If a line in the data contains "Дата", copy it out.

┌─ Recorded information

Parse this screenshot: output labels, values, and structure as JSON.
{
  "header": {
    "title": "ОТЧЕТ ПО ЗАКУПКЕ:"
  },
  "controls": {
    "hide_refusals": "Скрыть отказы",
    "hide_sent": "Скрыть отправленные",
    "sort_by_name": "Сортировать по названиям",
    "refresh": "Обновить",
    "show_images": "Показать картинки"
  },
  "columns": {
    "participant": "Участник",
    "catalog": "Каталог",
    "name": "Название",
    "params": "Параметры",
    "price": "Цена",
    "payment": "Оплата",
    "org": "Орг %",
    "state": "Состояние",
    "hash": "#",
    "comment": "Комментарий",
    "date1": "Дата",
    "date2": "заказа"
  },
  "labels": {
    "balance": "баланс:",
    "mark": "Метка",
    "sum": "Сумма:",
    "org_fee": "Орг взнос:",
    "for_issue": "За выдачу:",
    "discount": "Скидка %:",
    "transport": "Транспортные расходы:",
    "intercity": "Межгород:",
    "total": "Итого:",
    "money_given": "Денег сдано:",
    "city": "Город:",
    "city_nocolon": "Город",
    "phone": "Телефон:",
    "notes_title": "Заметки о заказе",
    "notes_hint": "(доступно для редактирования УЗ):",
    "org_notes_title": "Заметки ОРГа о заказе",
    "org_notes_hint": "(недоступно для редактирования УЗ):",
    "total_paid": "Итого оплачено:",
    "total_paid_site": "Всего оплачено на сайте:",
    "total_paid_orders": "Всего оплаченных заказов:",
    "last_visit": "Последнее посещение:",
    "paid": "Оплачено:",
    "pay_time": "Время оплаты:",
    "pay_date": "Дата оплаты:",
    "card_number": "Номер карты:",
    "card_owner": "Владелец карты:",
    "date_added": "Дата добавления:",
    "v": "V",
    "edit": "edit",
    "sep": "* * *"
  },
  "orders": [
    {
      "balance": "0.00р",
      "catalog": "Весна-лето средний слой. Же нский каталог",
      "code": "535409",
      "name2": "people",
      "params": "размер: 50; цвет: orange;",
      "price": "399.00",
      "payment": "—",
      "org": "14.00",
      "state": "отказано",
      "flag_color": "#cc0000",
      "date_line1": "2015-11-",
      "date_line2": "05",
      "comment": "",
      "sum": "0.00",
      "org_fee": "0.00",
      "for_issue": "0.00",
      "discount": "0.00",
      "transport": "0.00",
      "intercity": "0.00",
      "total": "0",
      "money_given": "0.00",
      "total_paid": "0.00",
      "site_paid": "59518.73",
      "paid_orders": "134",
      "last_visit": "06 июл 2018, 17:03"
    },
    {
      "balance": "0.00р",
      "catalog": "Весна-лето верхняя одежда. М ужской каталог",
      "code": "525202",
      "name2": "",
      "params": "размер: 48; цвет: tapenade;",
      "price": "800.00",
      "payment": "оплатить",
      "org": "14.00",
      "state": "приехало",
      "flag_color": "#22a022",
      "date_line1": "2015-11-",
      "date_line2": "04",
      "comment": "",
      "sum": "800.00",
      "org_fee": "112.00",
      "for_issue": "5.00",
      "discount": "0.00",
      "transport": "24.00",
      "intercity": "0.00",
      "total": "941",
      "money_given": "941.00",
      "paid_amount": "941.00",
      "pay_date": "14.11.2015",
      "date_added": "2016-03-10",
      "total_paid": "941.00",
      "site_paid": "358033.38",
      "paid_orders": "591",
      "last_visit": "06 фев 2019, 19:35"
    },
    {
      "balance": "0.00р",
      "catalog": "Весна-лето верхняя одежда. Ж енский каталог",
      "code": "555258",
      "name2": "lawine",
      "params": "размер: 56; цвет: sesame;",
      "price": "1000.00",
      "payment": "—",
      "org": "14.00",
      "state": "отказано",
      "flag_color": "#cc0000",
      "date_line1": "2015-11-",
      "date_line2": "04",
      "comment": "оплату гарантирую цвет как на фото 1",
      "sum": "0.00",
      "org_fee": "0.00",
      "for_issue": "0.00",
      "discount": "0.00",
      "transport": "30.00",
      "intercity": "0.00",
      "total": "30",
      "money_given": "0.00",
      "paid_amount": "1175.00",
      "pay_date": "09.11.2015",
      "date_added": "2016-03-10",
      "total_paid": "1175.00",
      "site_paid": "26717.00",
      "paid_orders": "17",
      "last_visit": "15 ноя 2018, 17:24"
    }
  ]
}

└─
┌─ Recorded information

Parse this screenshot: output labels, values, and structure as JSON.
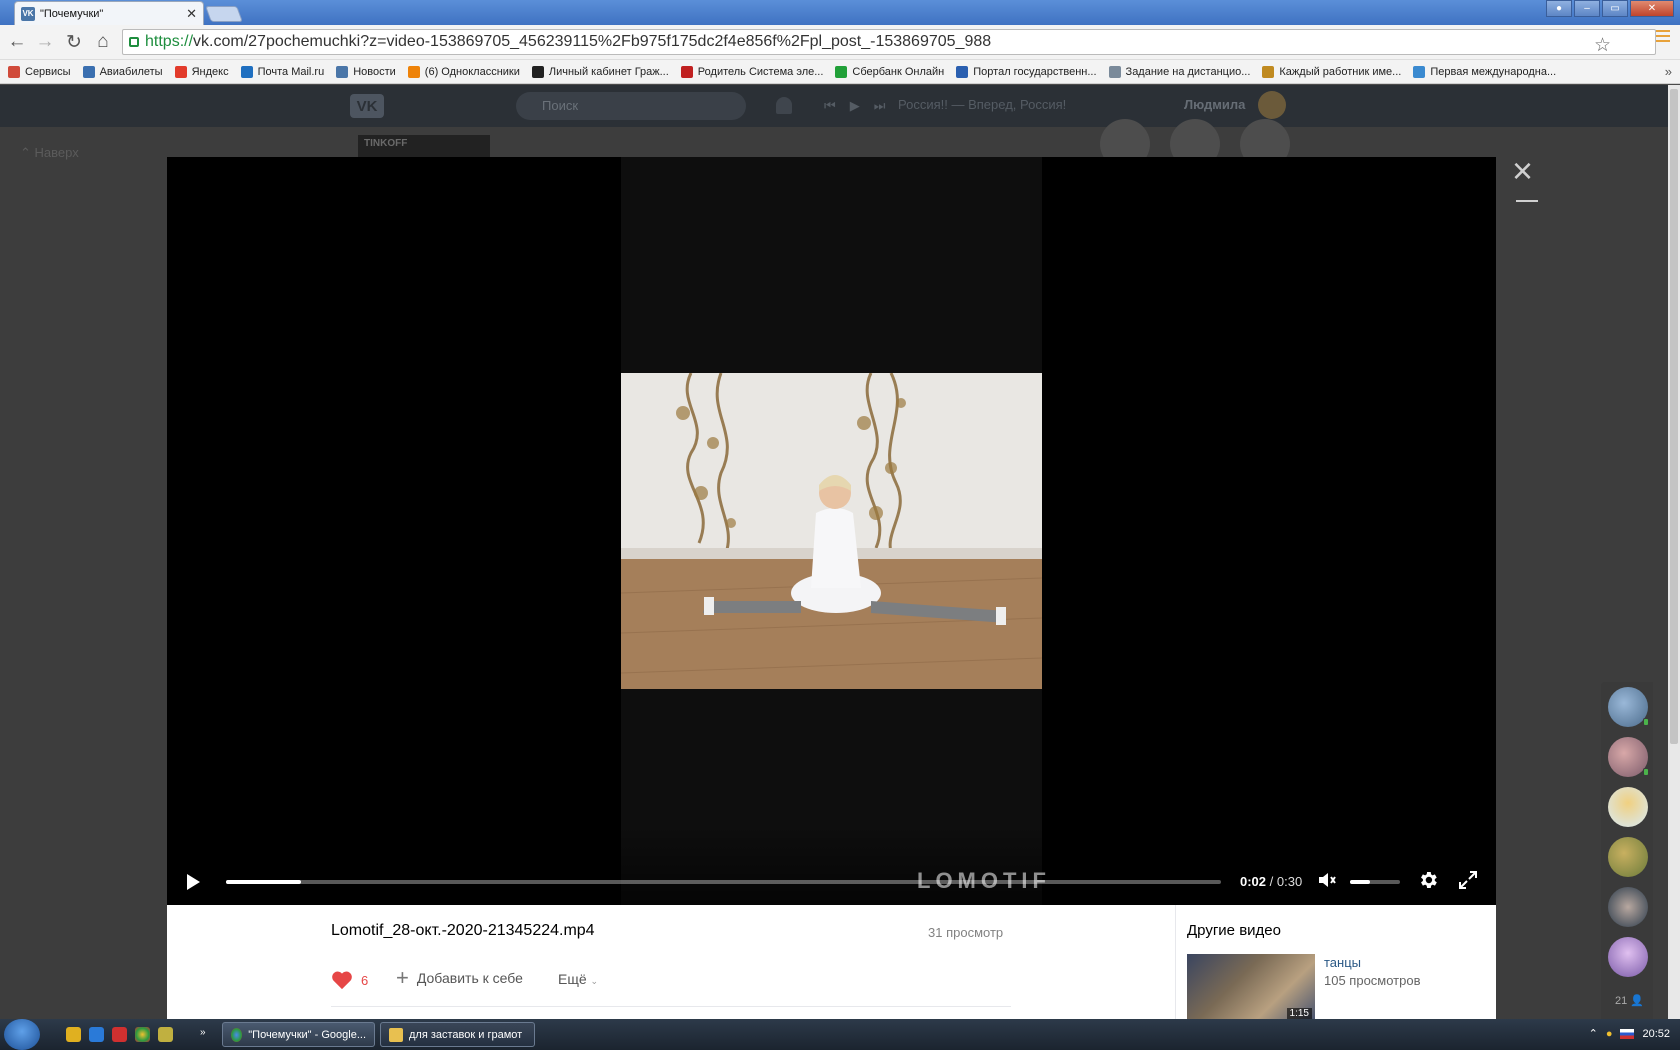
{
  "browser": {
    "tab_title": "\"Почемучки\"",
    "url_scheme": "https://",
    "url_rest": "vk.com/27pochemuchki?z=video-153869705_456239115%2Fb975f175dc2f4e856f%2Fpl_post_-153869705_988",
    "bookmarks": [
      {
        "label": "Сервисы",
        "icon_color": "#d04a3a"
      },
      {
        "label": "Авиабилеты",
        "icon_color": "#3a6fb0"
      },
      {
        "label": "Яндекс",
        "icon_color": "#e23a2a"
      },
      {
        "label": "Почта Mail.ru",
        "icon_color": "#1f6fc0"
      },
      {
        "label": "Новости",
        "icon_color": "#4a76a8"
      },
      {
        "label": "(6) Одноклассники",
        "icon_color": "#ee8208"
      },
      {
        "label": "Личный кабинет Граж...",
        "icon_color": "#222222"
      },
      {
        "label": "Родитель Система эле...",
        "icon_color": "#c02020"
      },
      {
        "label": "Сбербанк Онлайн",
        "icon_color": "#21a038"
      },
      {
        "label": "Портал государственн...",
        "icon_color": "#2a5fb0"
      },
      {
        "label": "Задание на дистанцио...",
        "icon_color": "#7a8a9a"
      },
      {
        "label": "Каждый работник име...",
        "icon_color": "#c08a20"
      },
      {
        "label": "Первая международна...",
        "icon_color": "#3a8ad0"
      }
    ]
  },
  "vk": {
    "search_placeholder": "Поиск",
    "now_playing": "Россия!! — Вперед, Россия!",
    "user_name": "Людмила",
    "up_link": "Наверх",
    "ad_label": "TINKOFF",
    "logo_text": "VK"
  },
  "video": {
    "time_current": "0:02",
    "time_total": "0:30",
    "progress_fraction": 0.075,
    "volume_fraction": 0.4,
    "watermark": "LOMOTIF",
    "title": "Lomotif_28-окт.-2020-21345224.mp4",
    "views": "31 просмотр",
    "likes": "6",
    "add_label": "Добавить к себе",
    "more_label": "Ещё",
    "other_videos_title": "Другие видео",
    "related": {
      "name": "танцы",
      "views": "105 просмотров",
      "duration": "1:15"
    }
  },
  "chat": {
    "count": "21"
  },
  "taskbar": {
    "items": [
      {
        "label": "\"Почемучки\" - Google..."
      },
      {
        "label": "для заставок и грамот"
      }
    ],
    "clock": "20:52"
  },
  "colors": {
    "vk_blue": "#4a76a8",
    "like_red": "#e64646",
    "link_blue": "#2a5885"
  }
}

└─
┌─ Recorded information

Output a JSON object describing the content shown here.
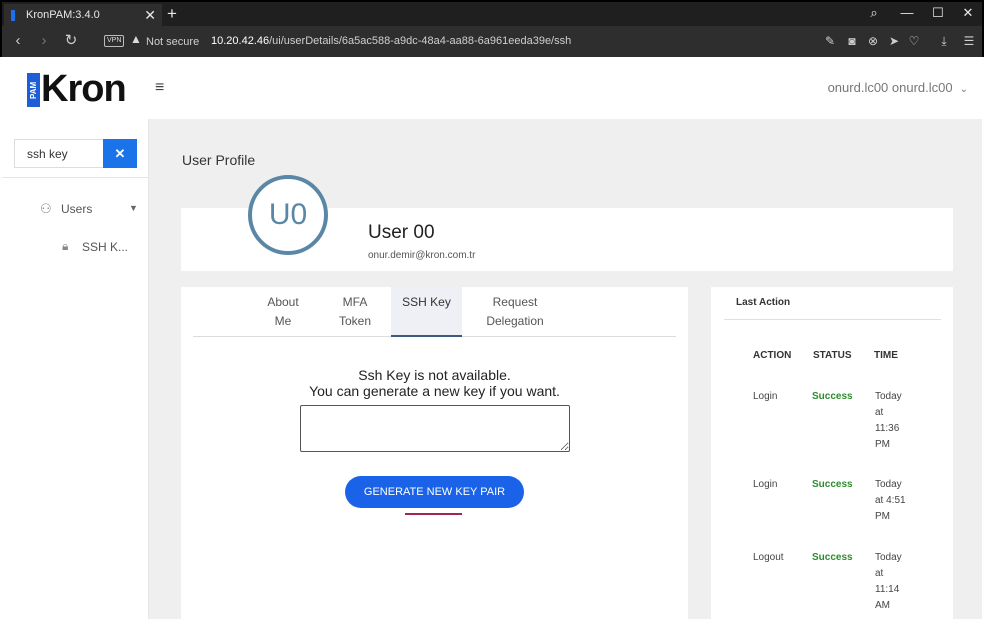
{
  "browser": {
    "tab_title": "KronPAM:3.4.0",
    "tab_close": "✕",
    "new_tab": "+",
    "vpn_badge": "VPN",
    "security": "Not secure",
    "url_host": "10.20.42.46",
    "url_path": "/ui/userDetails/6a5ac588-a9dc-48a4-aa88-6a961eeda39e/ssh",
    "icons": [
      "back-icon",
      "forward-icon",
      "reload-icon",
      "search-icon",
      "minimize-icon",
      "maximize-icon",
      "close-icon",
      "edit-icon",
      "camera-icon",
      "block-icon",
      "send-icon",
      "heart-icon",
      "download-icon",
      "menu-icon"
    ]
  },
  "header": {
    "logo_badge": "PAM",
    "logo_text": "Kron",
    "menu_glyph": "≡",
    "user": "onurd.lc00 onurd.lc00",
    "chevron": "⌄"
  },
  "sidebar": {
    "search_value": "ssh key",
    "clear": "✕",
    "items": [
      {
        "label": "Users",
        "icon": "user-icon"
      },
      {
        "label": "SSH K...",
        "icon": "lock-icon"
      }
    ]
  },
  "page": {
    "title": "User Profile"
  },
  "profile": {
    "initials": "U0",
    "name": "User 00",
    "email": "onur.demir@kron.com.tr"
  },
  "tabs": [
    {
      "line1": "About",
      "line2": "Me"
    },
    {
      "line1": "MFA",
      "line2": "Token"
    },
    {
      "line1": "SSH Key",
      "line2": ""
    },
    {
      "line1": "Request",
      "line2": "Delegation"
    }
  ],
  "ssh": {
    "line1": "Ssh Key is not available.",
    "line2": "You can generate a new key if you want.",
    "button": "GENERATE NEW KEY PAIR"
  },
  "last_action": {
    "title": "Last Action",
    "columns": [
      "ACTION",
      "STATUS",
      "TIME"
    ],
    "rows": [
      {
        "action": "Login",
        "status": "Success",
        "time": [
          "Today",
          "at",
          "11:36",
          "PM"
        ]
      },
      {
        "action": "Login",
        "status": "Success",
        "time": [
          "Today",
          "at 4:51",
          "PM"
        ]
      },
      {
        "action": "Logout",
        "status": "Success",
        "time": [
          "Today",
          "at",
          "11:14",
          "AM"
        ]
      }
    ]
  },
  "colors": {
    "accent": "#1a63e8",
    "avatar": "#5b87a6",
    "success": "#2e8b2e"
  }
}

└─

Response to this exercise:
    "date1": "Дата",
    "pay_date": "Дата оплаты:",
    "date_added": "Дата добавления:",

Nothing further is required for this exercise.